A sig block is a small piece of text identifying a poster or mailer. It goes at the end -- thus it's a bit like a signature.
Sig blocks have a long history. Originally used to give bang paths(!), the Internet, new routing protocols and especially the DNS MX record meant they were no longer necessary. But by now they had moved into new territory, containing canned words of wisdom from the author. One's sig was an important part of one's online persona.
Naturally, as the September that never ended grew on, sig blocks grew longer. After all, a mere 576 lines may be enough to describe anyone else, but surely ariels cannot fit into such a limiting format! The only things more annoying than these monster sigs were the flame wars that they provoked regularly. Eventually Kibo's signature evolved, once again proving Kibo's status as the (pantless) Gaudi of the Internet.
Nowadays sigs look back on their golden age. Many people don't have sigs. Alternatively, Internet "aware" companies shove their canned sigs down people's emails. These sigs usually look like this:
This email is the exclusive property of MegaCorp. International, a subsidiary of the
E2WDC. It is intended only for its intended recipient. If you have received this email

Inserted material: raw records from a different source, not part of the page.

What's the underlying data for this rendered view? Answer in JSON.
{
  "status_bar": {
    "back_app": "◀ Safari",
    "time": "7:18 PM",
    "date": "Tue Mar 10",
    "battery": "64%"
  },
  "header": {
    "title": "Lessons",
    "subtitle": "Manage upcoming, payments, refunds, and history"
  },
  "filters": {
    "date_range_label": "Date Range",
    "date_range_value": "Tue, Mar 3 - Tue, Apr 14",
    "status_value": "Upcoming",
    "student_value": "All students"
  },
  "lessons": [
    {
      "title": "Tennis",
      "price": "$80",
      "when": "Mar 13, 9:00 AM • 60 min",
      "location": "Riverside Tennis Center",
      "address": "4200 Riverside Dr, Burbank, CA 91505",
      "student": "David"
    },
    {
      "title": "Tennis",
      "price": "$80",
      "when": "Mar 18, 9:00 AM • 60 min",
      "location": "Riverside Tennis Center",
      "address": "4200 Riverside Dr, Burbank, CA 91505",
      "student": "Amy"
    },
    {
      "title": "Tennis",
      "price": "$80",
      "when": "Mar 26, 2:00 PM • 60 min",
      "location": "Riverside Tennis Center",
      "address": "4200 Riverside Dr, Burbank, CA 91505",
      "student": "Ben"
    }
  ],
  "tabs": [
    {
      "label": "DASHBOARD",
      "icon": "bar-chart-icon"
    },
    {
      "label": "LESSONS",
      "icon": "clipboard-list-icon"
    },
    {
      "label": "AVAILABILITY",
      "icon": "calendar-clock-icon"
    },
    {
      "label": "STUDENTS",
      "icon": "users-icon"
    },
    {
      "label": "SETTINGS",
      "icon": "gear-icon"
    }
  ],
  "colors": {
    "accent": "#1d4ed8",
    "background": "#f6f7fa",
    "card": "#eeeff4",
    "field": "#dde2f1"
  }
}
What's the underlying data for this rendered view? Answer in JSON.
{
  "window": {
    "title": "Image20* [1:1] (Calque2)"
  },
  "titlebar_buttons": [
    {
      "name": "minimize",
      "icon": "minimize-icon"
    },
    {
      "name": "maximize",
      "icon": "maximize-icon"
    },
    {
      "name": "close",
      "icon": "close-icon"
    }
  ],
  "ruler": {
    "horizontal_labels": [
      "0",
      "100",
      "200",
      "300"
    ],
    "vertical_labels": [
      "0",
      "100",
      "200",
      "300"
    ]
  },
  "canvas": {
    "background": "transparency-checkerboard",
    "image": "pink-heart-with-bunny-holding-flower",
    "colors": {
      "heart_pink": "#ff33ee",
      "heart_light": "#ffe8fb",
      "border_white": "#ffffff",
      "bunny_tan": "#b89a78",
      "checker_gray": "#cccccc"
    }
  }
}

by mistake or because our managers are as incompetent at emailing as they are at everything
else, please destroy all copies, shred your
computer, return all copies of the ema
il to MegaCorp. International, and report for termination at ou
r earliest convenience.
only in HTML
, and maybe a bit of Flash
The famous RFC that never was, Son of 1036, tried to specify a standard format for sigs. It says to start the sig with a line containing exactly 2 dashes and a space ("
-- "). It also recommends that mailing and posting software (e.g. email programs and newsreaders) keep sig blocks below 5 lines. Unlike regular RFCs, which aren't followed, this one is usually ignored. Except by the aforementioned corporations, which, it seems, do it on purpose.